The paper contains a review of the on-line services’ contemporary state, which are providing access to scientific data bases of patents and publications in magazines. On the example of a family of screen’s technologies (CRT, LCD, PDP) were shown the development and the replacement of technological trends in that branch of researches. This analysis was performed on the base of time series of the patent data via methods of the data mining.
The paper examines the structure, governance, and balance sheets of state-controlled banks in Russia, which accounted for over 55 percent of the total assets in the country's banking system in early 2012. The author offers a credible estimate of the size of the country's state banking sector by including banks that are indirectly owned by public organizations. Contrary to some predictions based on the theoretical literature on economic transition, he explains the relatively high profitability and efficiency of Russian state-controlled banks by pointing to their competitive position in such functions as acquisition and disposal of assets on behalf of the government. Also suggested in the paper is a different way of looking at market concentration in Russia (by consolidating the market shares of core state-controlled banks), which produces a picture of a more concentrated market than officially reported. Lastly, one of the author's interesting conclusions is that China provides a better benchmark than the formerly centrally planned economies of Central and Eastern Europe by which to assess the viability of state ownership of banks in Russia and to evaluate the country's banking sector.

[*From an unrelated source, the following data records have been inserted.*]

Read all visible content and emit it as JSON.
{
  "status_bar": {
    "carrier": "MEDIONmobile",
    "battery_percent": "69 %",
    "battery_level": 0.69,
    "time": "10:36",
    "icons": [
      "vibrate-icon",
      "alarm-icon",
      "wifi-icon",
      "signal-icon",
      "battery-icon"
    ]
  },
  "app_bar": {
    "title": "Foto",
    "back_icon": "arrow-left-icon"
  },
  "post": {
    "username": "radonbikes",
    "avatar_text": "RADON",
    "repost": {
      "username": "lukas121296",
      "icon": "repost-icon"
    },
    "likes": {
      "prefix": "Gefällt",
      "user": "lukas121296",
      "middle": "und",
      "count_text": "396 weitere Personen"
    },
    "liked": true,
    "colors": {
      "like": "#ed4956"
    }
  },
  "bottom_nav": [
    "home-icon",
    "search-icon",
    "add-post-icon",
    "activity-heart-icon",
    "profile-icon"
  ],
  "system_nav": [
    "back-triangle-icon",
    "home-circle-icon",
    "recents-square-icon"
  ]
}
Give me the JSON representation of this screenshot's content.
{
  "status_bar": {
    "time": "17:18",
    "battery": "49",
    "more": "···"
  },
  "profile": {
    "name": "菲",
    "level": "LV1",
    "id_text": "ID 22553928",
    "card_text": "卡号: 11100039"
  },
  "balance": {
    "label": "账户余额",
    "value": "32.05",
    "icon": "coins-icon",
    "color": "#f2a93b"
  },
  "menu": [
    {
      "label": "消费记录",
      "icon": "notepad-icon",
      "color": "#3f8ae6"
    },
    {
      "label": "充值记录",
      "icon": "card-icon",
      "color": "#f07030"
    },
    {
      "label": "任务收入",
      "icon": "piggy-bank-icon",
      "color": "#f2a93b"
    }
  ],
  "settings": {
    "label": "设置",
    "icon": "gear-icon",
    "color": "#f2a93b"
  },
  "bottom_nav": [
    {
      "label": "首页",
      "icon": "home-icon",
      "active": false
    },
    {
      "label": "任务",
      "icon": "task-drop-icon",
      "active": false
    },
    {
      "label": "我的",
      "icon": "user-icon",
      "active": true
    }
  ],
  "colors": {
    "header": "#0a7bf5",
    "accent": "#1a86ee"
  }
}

The paper examines the principles for the supervision of financial conglomerates proposed by BCBS in the consultative document published in December 2011. Moreover, the article proposes a number of suggestions worked out by the authors within the HSE research team.
We address the external effects on public sector efficiency measures acquired using Data Envelopment Analysis. We use the health care system in Russian regions in 2011 to evaluate modern approaches to accounting for external effects. We propose a promising method of correcting DEA efficiency measures. Despite the multiple advantages DEA offers, the usage of this approach carries with it a number of methodological difficulties. Accounting for multiple factors of efficiency calls for more complex methods, among which the most promising are DMU clustering and calculating local production possibility frontiers. Using regression models for estimate correction requires further study due to possible systematic errors during estimation. A mixture of data correction and DMU clustering together with multi-stage DEA seems most promising at the moment. Analyzing several stages of transforming society’s resources into social welfare will allow for picking out the weak points in a state agency’s work.